Yesterday's hotel matched the town, underwhelming used and slightly grubby. After a brief wander around, we found a restaurant where we ate a burger of questionable origin served by staff who nearly smiled.

This is France.

This morning we set off under threatening grey skies, the forecast had been a 60% chance of rain, so we were both prepared for another soaking. Fortunately it wasn't to be. Most of the day was spent winding through the hills and roads of central France, black clouds never quite getting above us and the roads stayed dry in spite.


Our route took us from Montluçon to Riom and the Volvic factory, then through the hills proper to Aurillac, where I put on summer gloves and the sun came out for the first time. It might have been the sun, but by the time we were beyond Figéac there was a change in our surroundings, the earth was redder and the vegetation more scrubby. It felt hot and it looked hot.

A missed turn meant we ended up on the Autoroute for a few miles before the sat nav, now reloaded with the maps it decided to delete yesterday,  took us down a tiny, steep, narrow road, the sort only a sat nav would send a traveller along.

Unusually it was beautiful, like much of the countryside we had seen today, and brought us out very near the city centre, where, for the first time today, the roads twinkled in the sun, soaked from a summer storm.

Tomorrow the Pyrenées.

Ian nails the exit of the day's first hairpin
I negotiate with the first hairpin

Sunday, July 20, 2014

Riding to the Tour Part 1

I started this blog a few years ago to write about our annual motorbike trip to Europe, though other things have taken it over during the last  few years.

In the last year other things have taken over from the blog and it has fallen by the wayside, so much so that I am yet to finish the write up of last year's motorbike trip and won't bother now. To make sure it gets done this year, I hope to blog each day, so make sure you follow our adventures.

Last year we went to the Alps to see the final week of the Tour de France. We visited every stage and became a little bit of slave to it, so this year will be different, we're only going to three stages including Paris, where I will have commitments around the women's race.

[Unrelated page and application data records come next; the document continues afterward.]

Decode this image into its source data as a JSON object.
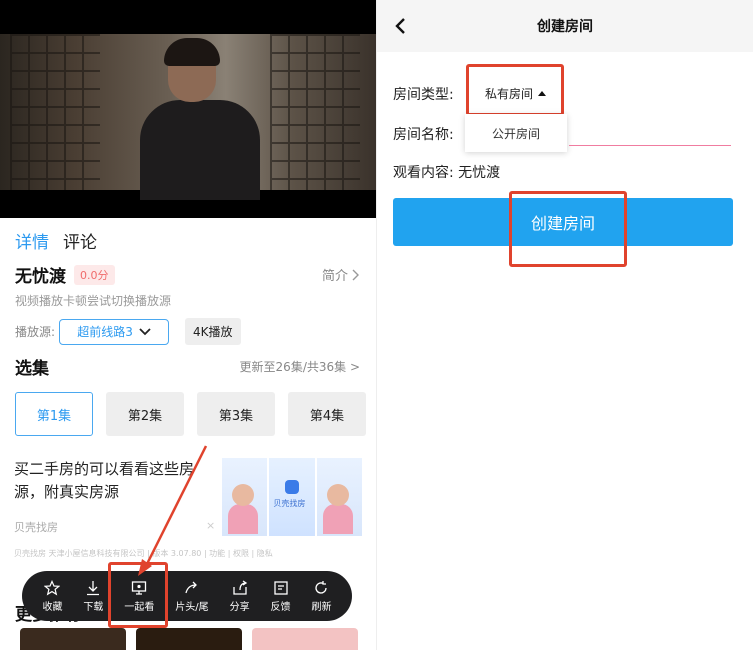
{
  "left": {
    "tabs": {
      "details": "详情",
      "comments": "评论"
    },
    "show": {
      "title": "无忧渡",
      "score": "0.0分",
      "intro": "简介"
    },
    "hint": "视频播放卡顿尝试切换播放源",
    "source": {
      "label": "播放源:",
      "selected": "超前线路3",
      "quality": "4K播放"
    },
    "episodes": {
      "title": "选集",
      "update": "更新至26集/共36集 >",
      "items": [
        "第1集",
        "第2集",
        "第3集",
        "第4集"
      ]
    },
    "ad": {
      "text": "买二手房的可以看看这些房源，附真实房源",
      "source": "贝壳找房",
      "close": "×",
      "logo_text": "贝壳找房",
      "legal": "贝壳找房 天津小屋信息科技有限公司 | 版本 3.07.80 | 功能 | 权限 | 隐私"
    },
    "more": "更多推荐",
    "toolbar": [
      "收藏",
      "下载",
      "一起看",
      "片头/尾",
      "分享",
      "反馈",
      "刷新"
    ]
  },
  "right": {
    "header_title": "创建房间",
    "type_label": "房间类型:",
    "type_value": "私有房间",
    "dropdown_option": "公开房间",
    "name_label": "房间名称:",
    "content_label": "观看内容:",
    "content_value": "无忧渡",
    "create_button": "创建房间"
  },
  "colors": {
    "accent": "#21a3ef",
    "highlight": "#e0432d",
    "toolbar_bg": "#1f1f21"
  }
}
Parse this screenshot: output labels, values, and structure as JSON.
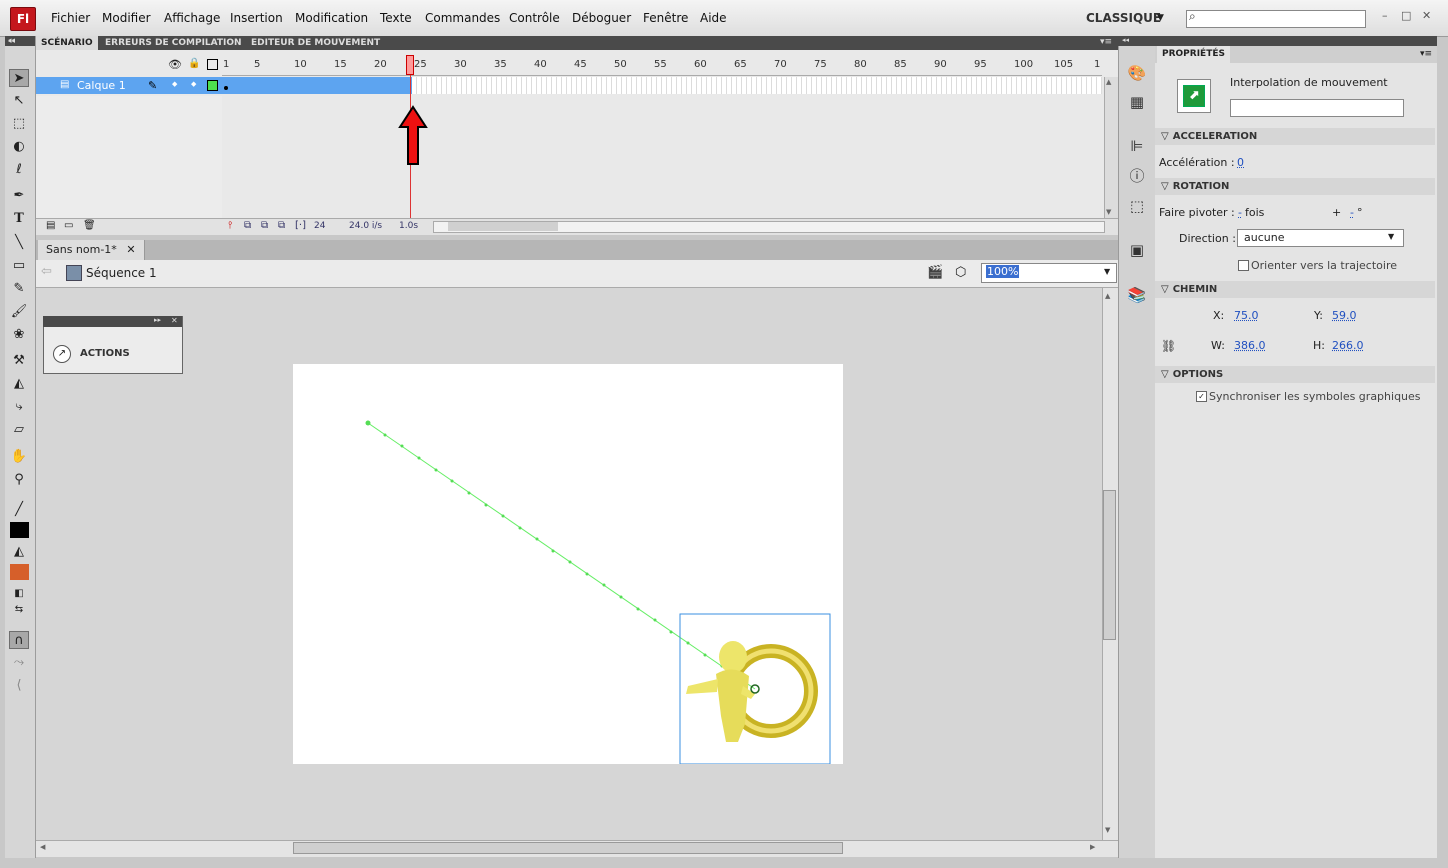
{
  "app": {
    "logo": "Fl",
    "menu": [
      "Fichier",
      "Modifier",
      "Affichage",
      "Insertion",
      "Modification",
      "Texte",
      "Commandes",
      "Contrôle",
      "Déboguer",
      "Fenêtre",
      "Aide"
    ],
    "workspace": "CLASSIQUE",
    "window_controls": [
      "–",
      "□",
      "✕"
    ]
  },
  "timeline": {
    "tabs": [
      "SCÉNARIO",
      "ERREURS DE COMPILATION",
      "EDITEUR DE MOUVEMENT"
    ],
    "layer_name": "Calque 1",
    "ruler": [
      "1",
      "5",
      "10",
      "15",
      "20",
      "25",
      "30",
      "35",
      "40",
      "45",
      "50",
      "55",
      "60",
      "65",
      "70",
      "75",
      "80",
      "85",
      "90",
      "95",
      "100",
      "105",
      "1"
    ],
    "current_frame": "24",
    "fps": "24.0 i/s",
    "time": "1.0s"
  },
  "document": {
    "tab_title": "Sans nom-1*",
    "tab_close": "✕",
    "scene": "Séquence 1",
    "zoom": "100%"
  },
  "actions_panel": {
    "label": "ACTIONS"
  },
  "properties": {
    "tab": "PROPRIÉTÉS",
    "tween_type": "Interpolation de mouvement",
    "sections": {
      "acceleration": "ACCELERATION",
      "rotation": "ROTATION",
      "chemin": "CHEMIN",
      "options": "OPTIONS"
    },
    "acceleration_label": "Accélération :",
    "acceleration_value": "0",
    "rotate_label": "Faire pivoter :",
    "rotate_count": "-",
    "rotate_unit": "fois",
    "rotate_plus": "+",
    "rotate_deg": "-",
    "rotate_deg_unit": "°",
    "direction_label": "Direction :",
    "direction_value": "aucune",
    "orient_label": "Orienter vers la trajectoire",
    "x_label": "X:",
    "x_value": "75.0",
    "y_label": "Y:",
    "y_value": "59.0",
    "w_label": "W:",
    "w_value": "386.0",
    "h_label": "H:",
    "h_value": "266.0",
    "sync_label": "Synchroniser les symboles graphiques"
  },
  "colors": {
    "accent_red": "#c4171d",
    "layer_blue": "#5da4f0",
    "path_green": "#66ee66",
    "fill_color": "#d65f2a"
  }
}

The final mountains of this year's Tour are in the Pyrenées, so today we set off at 4.45am on the long run South to Montluçon. It started well, the dawn revealing blue skies and summer mist resting gently on golden fields of wheat. It didn't stay that way.

Today has been a waterproofs on, waterproofs off kind of day. Some of the heaviest rain I've ridden in,  road markings disappearing beneath a silver maelstrom of water, droplets stinging my fingers and hammering on relentlessly on my helmet. It's been horrible.

In that weather, 520 miles is a long way to ride for a hotel on a tatty retail park.

What have we learned?
1. Trust the forecast on the Metéo France iPhone app. It predicted a 100% chance of rain.
2. Riding the Peripherique in Paris is better listening to Shine On You Crazy Diamond by Pink Floyd.
3. The miles and hours go faster when you accept they won't, when you welcome the discomfort and embrace the misery.

A beer please mademoiselle.